[Page and application data records]
########################################

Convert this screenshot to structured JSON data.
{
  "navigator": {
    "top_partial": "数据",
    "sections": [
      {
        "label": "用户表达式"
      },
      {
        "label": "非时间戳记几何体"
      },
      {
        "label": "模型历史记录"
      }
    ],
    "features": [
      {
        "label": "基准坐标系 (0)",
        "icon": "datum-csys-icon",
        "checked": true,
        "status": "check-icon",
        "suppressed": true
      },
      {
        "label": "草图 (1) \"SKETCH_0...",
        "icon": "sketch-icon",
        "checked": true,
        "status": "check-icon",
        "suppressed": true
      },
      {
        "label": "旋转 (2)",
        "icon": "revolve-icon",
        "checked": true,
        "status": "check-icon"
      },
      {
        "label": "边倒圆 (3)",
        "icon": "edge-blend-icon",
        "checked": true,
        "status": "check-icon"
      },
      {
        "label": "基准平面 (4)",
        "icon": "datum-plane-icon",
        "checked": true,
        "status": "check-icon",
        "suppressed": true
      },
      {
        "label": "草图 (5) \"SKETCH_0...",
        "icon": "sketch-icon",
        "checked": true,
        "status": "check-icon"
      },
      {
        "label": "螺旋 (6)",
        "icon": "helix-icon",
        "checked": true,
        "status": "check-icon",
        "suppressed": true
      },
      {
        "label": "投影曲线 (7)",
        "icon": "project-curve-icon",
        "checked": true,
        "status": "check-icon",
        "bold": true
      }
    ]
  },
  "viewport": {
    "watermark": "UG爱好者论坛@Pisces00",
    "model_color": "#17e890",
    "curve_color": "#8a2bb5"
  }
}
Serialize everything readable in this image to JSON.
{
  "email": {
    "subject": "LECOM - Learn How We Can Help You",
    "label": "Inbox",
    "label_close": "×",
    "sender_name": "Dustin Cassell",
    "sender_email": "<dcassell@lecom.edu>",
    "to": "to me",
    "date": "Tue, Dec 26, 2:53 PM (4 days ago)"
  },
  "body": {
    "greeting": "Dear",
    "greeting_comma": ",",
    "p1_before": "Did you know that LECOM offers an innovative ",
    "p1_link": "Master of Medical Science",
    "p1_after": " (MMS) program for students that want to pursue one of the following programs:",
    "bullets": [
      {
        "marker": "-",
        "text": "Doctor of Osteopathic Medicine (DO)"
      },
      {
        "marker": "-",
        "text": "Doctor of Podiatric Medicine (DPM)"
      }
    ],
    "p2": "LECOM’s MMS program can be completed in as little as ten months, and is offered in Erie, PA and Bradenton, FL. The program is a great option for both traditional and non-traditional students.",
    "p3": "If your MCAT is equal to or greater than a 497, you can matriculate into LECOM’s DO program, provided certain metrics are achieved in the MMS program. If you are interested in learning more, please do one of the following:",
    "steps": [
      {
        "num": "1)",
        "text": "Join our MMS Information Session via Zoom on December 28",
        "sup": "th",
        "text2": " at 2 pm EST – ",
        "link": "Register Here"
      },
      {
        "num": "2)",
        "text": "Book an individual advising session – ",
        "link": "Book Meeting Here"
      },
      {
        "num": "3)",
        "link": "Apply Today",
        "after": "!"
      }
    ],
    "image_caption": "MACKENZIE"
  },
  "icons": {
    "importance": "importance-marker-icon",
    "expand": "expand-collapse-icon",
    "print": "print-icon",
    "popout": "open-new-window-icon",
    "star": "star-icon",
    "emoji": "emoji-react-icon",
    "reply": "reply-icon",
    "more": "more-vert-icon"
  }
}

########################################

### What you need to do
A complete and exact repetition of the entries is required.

### Answer for the task
Convert this screenshot to structured JSON data.
{
  "navigator": {
    "top_partial": "数据",
    "sections": [
      {
        "label": "用户表达式"
      },
      {
        "label": "非时间戳记几何体"
      },
      {
        "label": "模型历史记录"
      }
    ],
    "features": [
      {
        "label": "基准坐标系 (0)",
        "icon": "datum-csys-icon",
        "checked": true,
        "status": "check-icon",
        "suppressed": true
      },
      {
        "label": "草图 (1) \"SKETCH_0...",
        "icon": "sketch-icon",
        "checked": true,
        "status": "check-icon",
        "suppressed": true
      },
      {
        "label": "旋转 (2)",
        "icon": "revolve-icon",
        "checked": true,
        "status": "check-icon"
      },
      {
        "label": "边倒圆 (3)",
        "icon": "edge-blend-icon",
        "checked": true,
        "status": "check-icon"
      },
      {
        "label": "基准平面 (4)",
        "icon": "datum-plane-icon",
        "checked": true,
        "status": "check-icon",
        "suppressed": true
      },
      {
        "label": "草图 (5) \"SKETCH_0...",
        "icon": "sketch-icon",
        "checked": true,
        "status": "check-icon"
      },
      {
        "label": "螺旋 (6)",
        "icon": "helix-icon",
        "checked": true,
        "status": "check-icon",
        "suppressed": true
      },
      {
        "label": "投影曲线 (7)",
        "icon": "project-curve-icon",
        "checked": true,
        "status": "check-icon",
        "bold": true
      }
    ]
  },
  "viewport": {
    "watermark": "UG爱好者论坛@Pisces00",
    "model_color": "#17e890",
    "curve_color": "#8a2bb5"
  }
}
Serialize everything readable in this image to JSON.
{
  "email": {
    "subject": "LECOM - Learn How We Can Help You",
    "label": "Inbox",
    "label_close": "×",
    "sender_name": "Dustin Cassell",
    "sender_email": "<dcassell@lecom.edu>",
    "to": "to me",
    "date": "Tue, Dec 26, 2:53 PM (4 days ago)"
  },
  "body": {
    "greeting": "Dear",
    "greeting_comma": ",",
    "p1_before": "Did you know that LECOM offers an innovative ",
    "p1_link": "Master of Medical Science",
    "p1_after": " (MMS) program for students that want to pursue one of the following programs:",
    "bullets": [
      {
        "marker": "-",
        "text": "Doctor of Osteopathic Medicine (DO)"
      },
      {
        "marker": "-",
        "text": "Doctor of Podiatric Medicine (DPM)"
      }
    ],
    "p2": "LECOM’s MMS program can be completed in as little as ten months, and is offered in Erie, PA and Bradenton, FL. The program is a great option for both traditional and non-traditional students.",
    "p3": "If your MCAT is equal to or greater than a 497, you can matriculate into LECOM’s DO program, provided certain metrics are achieved in the MMS program. If you are interested in learning more, please do one of the following:",
    "steps": [
      {
        "num": "1)",
        "text": "Join our MMS Information Session via Zoom on December 28",
        "sup": "th",
        "text2": " at 2 pm EST – ",
        "link": "Register Here"
      },
      {
        "num": "2)",
        "text": "Book an individual advising session – ",
        "link": "Book Meeting Here"
      },
      {
        "num": "3)",
        "link": "Apply Today",
        "after": "!"
      }
    ],
    "image_caption": "MACKENZIE"
  },
  "icons": {
    "importance": "importance-marker-icon",
    "expand": "expand-collapse-icon",
    "print": "print-icon",
    "popout": "open-new-window-icon",
    "star": "star-icon",
    "emoji": "emoji-react-icon",
    "reply": "reply-icon",
    "more": "more-vert-icon"
  }
}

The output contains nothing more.